WHAT IS REQUIRED: Copy each line below in which the string "solutions" occurs.

(Component data from apps and pages)
▽

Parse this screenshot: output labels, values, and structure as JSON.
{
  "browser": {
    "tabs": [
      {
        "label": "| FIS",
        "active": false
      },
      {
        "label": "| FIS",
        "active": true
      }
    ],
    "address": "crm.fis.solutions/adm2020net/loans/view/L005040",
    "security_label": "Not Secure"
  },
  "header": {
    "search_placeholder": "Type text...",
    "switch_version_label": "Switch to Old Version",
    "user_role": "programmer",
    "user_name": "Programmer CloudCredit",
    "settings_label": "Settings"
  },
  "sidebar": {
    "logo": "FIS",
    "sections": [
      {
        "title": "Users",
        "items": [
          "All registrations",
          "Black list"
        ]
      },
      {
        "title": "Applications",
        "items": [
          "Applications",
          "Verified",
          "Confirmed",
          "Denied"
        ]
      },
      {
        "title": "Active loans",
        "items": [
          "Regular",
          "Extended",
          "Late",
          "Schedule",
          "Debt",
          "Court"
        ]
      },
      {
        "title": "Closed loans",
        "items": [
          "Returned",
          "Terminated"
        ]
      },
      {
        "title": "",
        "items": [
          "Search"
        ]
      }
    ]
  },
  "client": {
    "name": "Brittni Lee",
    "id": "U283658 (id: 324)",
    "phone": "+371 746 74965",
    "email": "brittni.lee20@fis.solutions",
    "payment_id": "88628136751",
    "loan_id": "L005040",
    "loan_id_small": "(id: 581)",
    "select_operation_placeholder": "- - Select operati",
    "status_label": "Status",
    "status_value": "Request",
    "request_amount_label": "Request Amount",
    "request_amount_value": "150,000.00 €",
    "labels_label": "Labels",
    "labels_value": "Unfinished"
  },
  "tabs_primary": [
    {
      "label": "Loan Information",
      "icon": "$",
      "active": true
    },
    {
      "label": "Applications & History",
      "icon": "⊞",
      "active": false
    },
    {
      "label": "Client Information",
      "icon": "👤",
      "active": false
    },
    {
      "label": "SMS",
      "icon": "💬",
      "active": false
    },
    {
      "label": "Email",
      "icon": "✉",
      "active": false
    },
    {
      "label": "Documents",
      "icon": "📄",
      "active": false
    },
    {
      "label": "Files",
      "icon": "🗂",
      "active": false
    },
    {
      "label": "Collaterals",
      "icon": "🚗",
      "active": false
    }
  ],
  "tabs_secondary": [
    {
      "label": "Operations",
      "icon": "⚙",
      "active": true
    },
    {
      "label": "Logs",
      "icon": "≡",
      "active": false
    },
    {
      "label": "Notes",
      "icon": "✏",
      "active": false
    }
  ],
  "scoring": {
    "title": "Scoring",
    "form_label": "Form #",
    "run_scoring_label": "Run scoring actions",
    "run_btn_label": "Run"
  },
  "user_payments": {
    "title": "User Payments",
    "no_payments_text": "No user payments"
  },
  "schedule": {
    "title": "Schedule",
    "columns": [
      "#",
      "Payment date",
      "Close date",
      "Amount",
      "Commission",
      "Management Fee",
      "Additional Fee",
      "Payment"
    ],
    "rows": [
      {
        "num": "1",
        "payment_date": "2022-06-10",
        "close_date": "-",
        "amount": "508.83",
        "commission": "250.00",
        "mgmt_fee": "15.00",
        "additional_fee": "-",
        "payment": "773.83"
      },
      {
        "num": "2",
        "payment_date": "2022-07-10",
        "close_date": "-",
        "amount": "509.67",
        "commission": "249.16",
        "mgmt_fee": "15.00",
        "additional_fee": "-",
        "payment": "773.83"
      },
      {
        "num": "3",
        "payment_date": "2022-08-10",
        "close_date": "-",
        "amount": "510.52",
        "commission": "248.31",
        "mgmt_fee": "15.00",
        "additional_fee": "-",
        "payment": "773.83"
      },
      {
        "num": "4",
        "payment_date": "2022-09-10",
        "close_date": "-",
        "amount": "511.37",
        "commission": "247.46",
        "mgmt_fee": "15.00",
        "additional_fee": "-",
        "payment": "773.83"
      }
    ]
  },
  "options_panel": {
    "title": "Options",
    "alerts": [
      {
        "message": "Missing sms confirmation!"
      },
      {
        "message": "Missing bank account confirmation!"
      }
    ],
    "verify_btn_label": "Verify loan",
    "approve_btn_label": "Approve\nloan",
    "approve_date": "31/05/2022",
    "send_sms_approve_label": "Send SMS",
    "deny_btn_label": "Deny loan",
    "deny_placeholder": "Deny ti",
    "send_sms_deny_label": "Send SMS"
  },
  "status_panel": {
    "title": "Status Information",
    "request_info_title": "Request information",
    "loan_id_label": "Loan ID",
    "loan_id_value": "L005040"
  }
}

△

OUTPUT OF THE EXERCISE:
    "address": "crm.fis.solutions/adm2020net/loans/view/L005040",
    "email": "brittni.lee20@fis.solutions",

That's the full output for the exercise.